MicroBit Edge Connector Breakout Board

I like the Micro:Bit, its a nice little compact board with plenty of features with a couple of development options such as Python, C++ and block editors.

One of the problems though is by default not many of the IO pins come out to the edge connector, you can see this in the picture below. In fact only P0, P1 and P2 come out to the connector easily

Luckily I found a UK company who have made a neat edge connector that fits nicely on to the Micro:Bit, this Edge Connector Breakout Board gives access to all of the important pins on the bottom edge of the BBC micro:bit. 21 pins are broken out in total; thus providing additional I/O lines, direct access to buttons A and B, the LED matrix outputs and the I2C bus. The SCL and SDA pins are separated at the edge of the board as well on top of this there is a prototyping area with 3V, 0V and unconnected rows that can be soldered to.

Here you can see my Micro:bit with the Edge Connector Breakout Board.


This in my book enhances the Micro:bit and as you can now gain easier access to other I/O lines means the capailities of adding sensors, LCDs and other external components is far easier, this opens this board up more to the maker community





MicroBit overview

If you have no idea what a Micro:Bit is hen this will introduce you to this intriguing board

The Micro Bit measures 4 × 5 cm the device has an ARM Cortex-M0 processor, accelerometer and magnetometer sensors, Bluetooth and USB connectivity, a display consisting of 25 LEDs, two programmable buttons, and can be powered by either USB or an external battery pack. The device inputs and outputs are through five ring connectors that are part of the 23-pin edge connector.



The size of the device is described as half the size of a credit card, measuring 43 x 52 mm and, as of the start of final manufacturing,[18] includes:

Nordic nRF51822 – 16 MHz 32-bit ARM Cortex-M0 microcontroller, 256 KB flash memory, 16 KB static ram, 2.4 GHz Bluetooth low energy wireless networking. The ARM core has the capability to switch between 16 MHz or 32.768 kHz.
NXP/Freescale KL26Z – 48 MHz ARM Cortex-M0+ core microcontroller, that includes a full-speed USB 2.0 On-The-Go (OTG) controller, used as a communication interface between USB and main Nordic microcontroller.
NXP/Freescale MMA8652 – 3-axis accelerometer sensor via I²C-bus.
NXP/Freescale MAG3110 – 3-axis magnetometer sensor via I²C-bus (to act as a compass and metal detector).
MicroUSB connector, battery connector, 23-pin edge connector.
Display consisting of 25 LEDs in a 5×5 array.
Three tactile pushbuttons (two for user, one for reset).

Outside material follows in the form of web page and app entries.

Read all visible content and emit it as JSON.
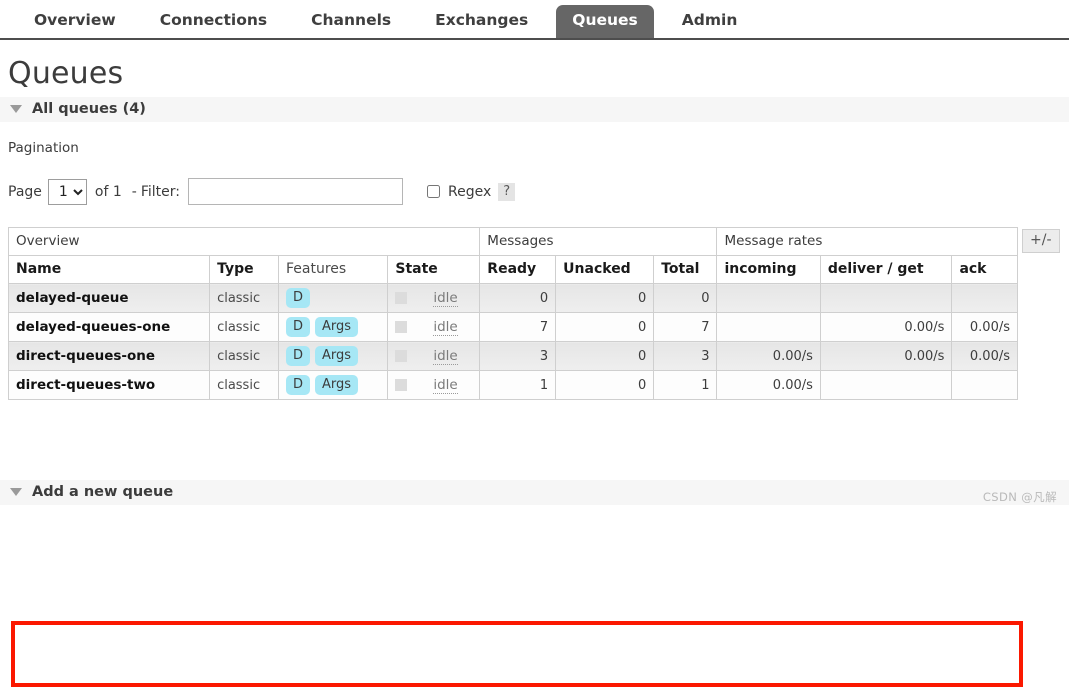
{
  "nav": {
    "items": [
      {
        "label": "Overview",
        "active": false
      },
      {
        "label": "Connections",
        "active": false
      },
      {
        "label": "Channels",
        "active": false
      },
      {
        "label": "Exchanges",
        "active": false
      },
      {
        "label": "Queues",
        "active": true
      },
      {
        "label": "Admin",
        "active": false
      }
    ]
  },
  "page": {
    "title": "Queues",
    "all_queues_heading": "All queues (4)",
    "pagination_heading": "Pagination",
    "add_queue_heading": "Add a new queue"
  },
  "pagination": {
    "page_label": "Page",
    "page_value": "1",
    "page_options": [
      "1"
    ],
    "of_label": "of 1",
    "dash": "-",
    "filter_label": "Filter:",
    "filter_value": "",
    "filter_placeholder": "",
    "regex_label": "Regex",
    "regex_checked": false,
    "help_label": "?"
  },
  "table": {
    "toggle_columns_label": "+/-",
    "groups": [
      {
        "label": "Overview",
        "span": 4
      },
      {
        "label": "Messages",
        "span": 3
      },
      {
        "label": "Message rates",
        "span": 3
      }
    ],
    "columns": [
      {
        "label": "Name",
        "bold": true
      },
      {
        "label": "Type",
        "bold": true
      },
      {
        "label": "Features",
        "bold": false
      },
      {
        "label": "State",
        "bold": true
      },
      {
        "label": "Ready",
        "bold": true
      },
      {
        "label": "Unacked",
        "bold": true
      },
      {
        "label": "Total",
        "bold": true
      },
      {
        "label": "incoming",
        "bold": true
      },
      {
        "label": "deliver / get",
        "bold": true
      },
      {
        "label": "ack",
        "bold": true
      }
    ],
    "rows": [
      {
        "name": "delayed-queue",
        "type": "classic",
        "features": [
          "D"
        ],
        "state": "idle",
        "ready": "0",
        "unacked": "0",
        "total": "0",
        "incoming": "",
        "deliver_get": "",
        "ack": ""
      },
      {
        "name": "delayed-queues-one",
        "type": "classic",
        "features": [
          "D",
          "Args"
        ],
        "state": "idle",
        "ready": "7",
        "unacked": "0",
        "total": "7",
        "incoming": "",
        "deliver_get": "0.00/s",
        "ack": "0.00/s"
      },
      {
        "name": "direct-queues-one",
        "type": "classic",
        "features": [
          "D",
          "Args"
        ],
        "state": "idle",
        "ready": "3",
        "unacked": "0",
        "total": "3",
        "incoming": "0.00/s",
        "deliver_get": "0.00/s",
        "ack": "0.00/s"
      },
      {
        "name": "direct-queues-two",
        "type": "classic",
        "features": [
          "D",
          "Args"
        ],
        "state": "idle",
        "ready": "1",
        "unacked": "0",
        "total": "1",
        "incoming": "0.00/s",
        "deliver_get": "",
        "ack": ""
      }
    ]
  },
  "annotation": {
    "color": "#fb1800"
  },
  "watermark": {
    "text": "CSDN @凡解"
  }
}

I/O includes three ring connectors (plus one power one ground) which accept crocodile clips or 4 mm banana plugs as well as a 23-pin edge connector with two or three PWM outputs, six to 17 GPIO pins (depending on configuration), six analog inputs, serial I/O, SPI, and I²C.

Unlike early prototypes, which had an integral battery, an external battery pack (AAA batteries) can be used to power the device as a standalone or wearable product.



There are four official code editors in the BBC micro:bit web site:

CodeKingdoms, using JavaScript
Microsoft Block Editor, based on Blockly;
Microsoft TouchDevelop;

The Python programming experience on the Micro Bit is provided by MicroPython. Users are able to write Python scripts in the Micro Bit web editor which are then combined with the MicroPython firmware and uploaded to the device. Users can also access the MicroPython REPL running directly on the device via the USB serial connection, and this allows to interact directly with the Micro Bit’s peripherals.

The Micro Bit was created using the ARM mbed development kits. The run-time system and programming interface utilize the mbed cloud compiler service to compile the user’s code. The compiled code is then flashed onto the device using USB or Bluetooth connections. The device will appear as a USB drive when connected to a computer and code can be flashed using drag and drop